Even a significant upturn that fails narrowly to avert relegation can set the stage for another revival, as Carlisle discovered in 2004. The current task, though, is to take this fight as deeply as it will go and to do exactly as that word says: fight.

League One’s general level makes the idea of United simply playing their way to safety a daunting one. Even the strugglers they’ve faced, such as Exeter City and Reading, have proved comparatively superior on technique.

As such, Carlisle have to apply something else to their efforts, whatever else they can do in the transfer market. Everyone they face from this point onwards will ring United’s name on the calendar as just about the best opportunity for points they will get.

The Blues have to serve some of these hopefuls with the most foaming pint of salty tears they can. They have to find ways to offer annoyance to the Boltons, the Portsmouths, the Barnsleys...even the Derby Countys if United are still in it by April 27.

The Stevenages, too. Which would make for quite a role reversal. Steve Evans’ side have adapted superbly to the third tier this season but on their way up often proved adept at getting up noses, as they did under certain earlier managers.

Can Carlisle try a bit of that? Can they be a little more sharp-elbowed, a shade more savvy in the face of teams with higher aims and supposedly more refined football?

Can they do the odd thing that would leave purists with moral dilemmas, where the end justified the pragmatic means? This is a new campaign now, a short-term one comprising 54 available points. Time to pull on some different clothes and see how they fit.

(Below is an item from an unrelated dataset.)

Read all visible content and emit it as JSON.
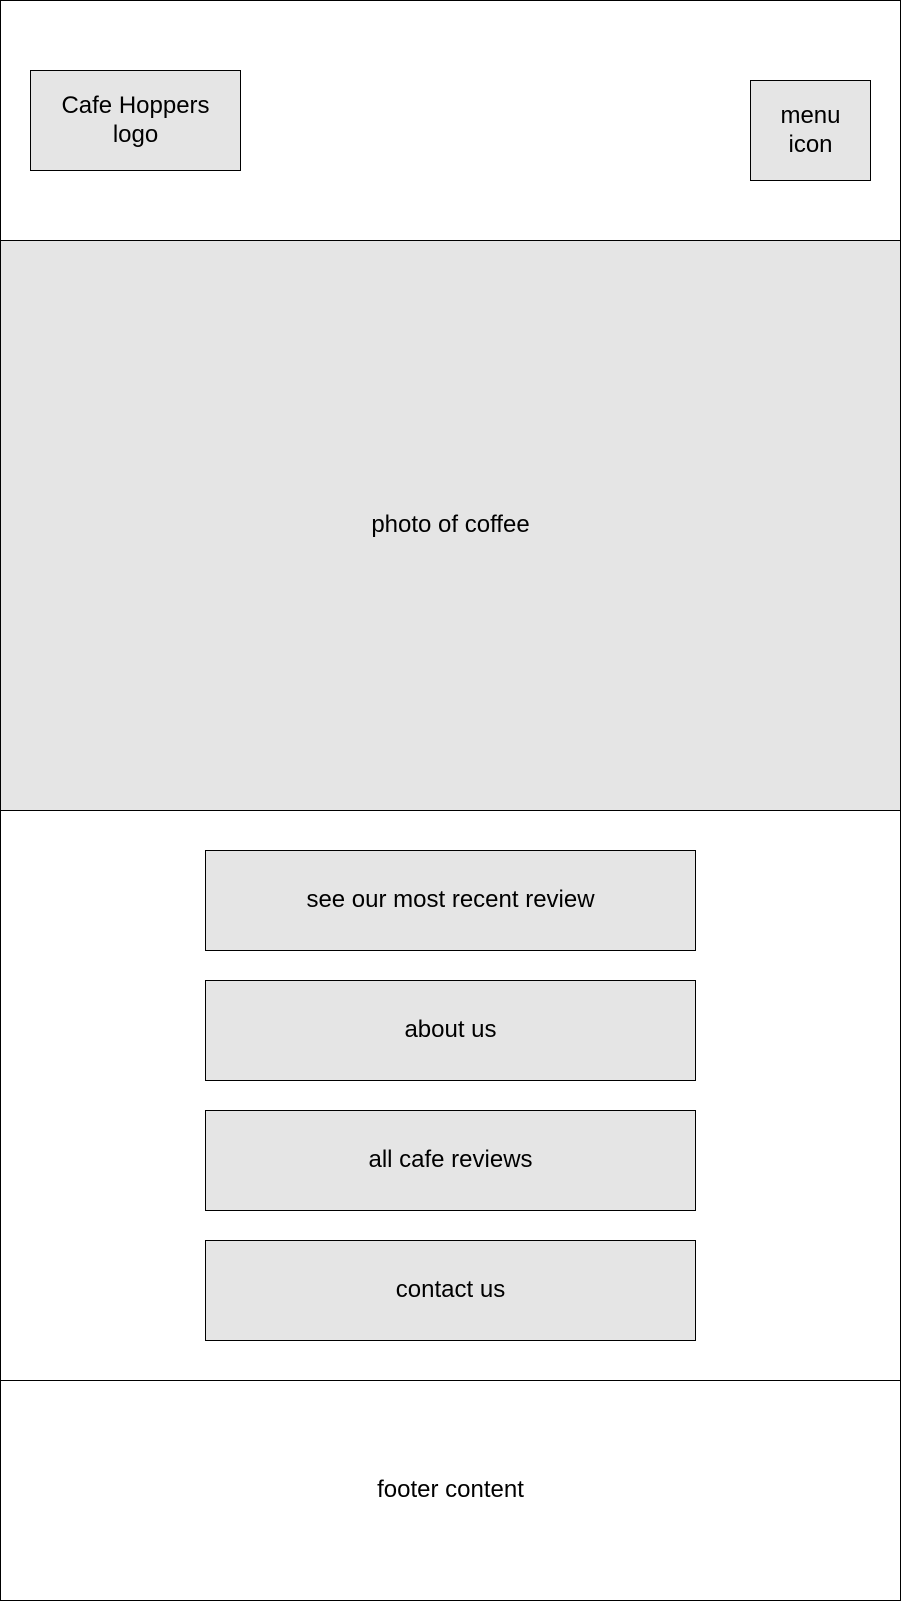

Time to go down as the United team that raged against those pitiful odds. Time to pull off a few results that nobody saw coming. Time for a little spell which gave that 30-point cluster of teams the heebie-jeebies.

Manage that, by whatever which way, and the tone of the season can change at the very least. Everything that’s happened in 2023/24 deserves the context of United’s recent journey, the unexpected speed of improvement last term and the heady challenges it has suddenly put the Blues up against.

News and Star: This is the 25th anniversary season of a certain survival miracle...This is the 25th anniversary season of a certain survival miracle... (Image: Phil Rigby)

All the same – relegation by a distance would still feel a sad end to this particular mission, even if the wider picture appears highly positive under the Piataks and even if Simpson continues to be the man with whom you’d entrust the club’s future.

So let there be some fury before it comes to that. This is, let’s not forget, the 25th anniversary of the season of Jimmy Glass. That there hasn’t been another in all that time shows its rarity.

We’re not at that stage yet but in some ways the job’s even more remote. The greatest escape this would most probably be; nothing, though, in football is pre-written. And if there’s a club weirdly capable of doing this, in spite of all the hard evidence, should we not have at least some faith that it's Carlisle?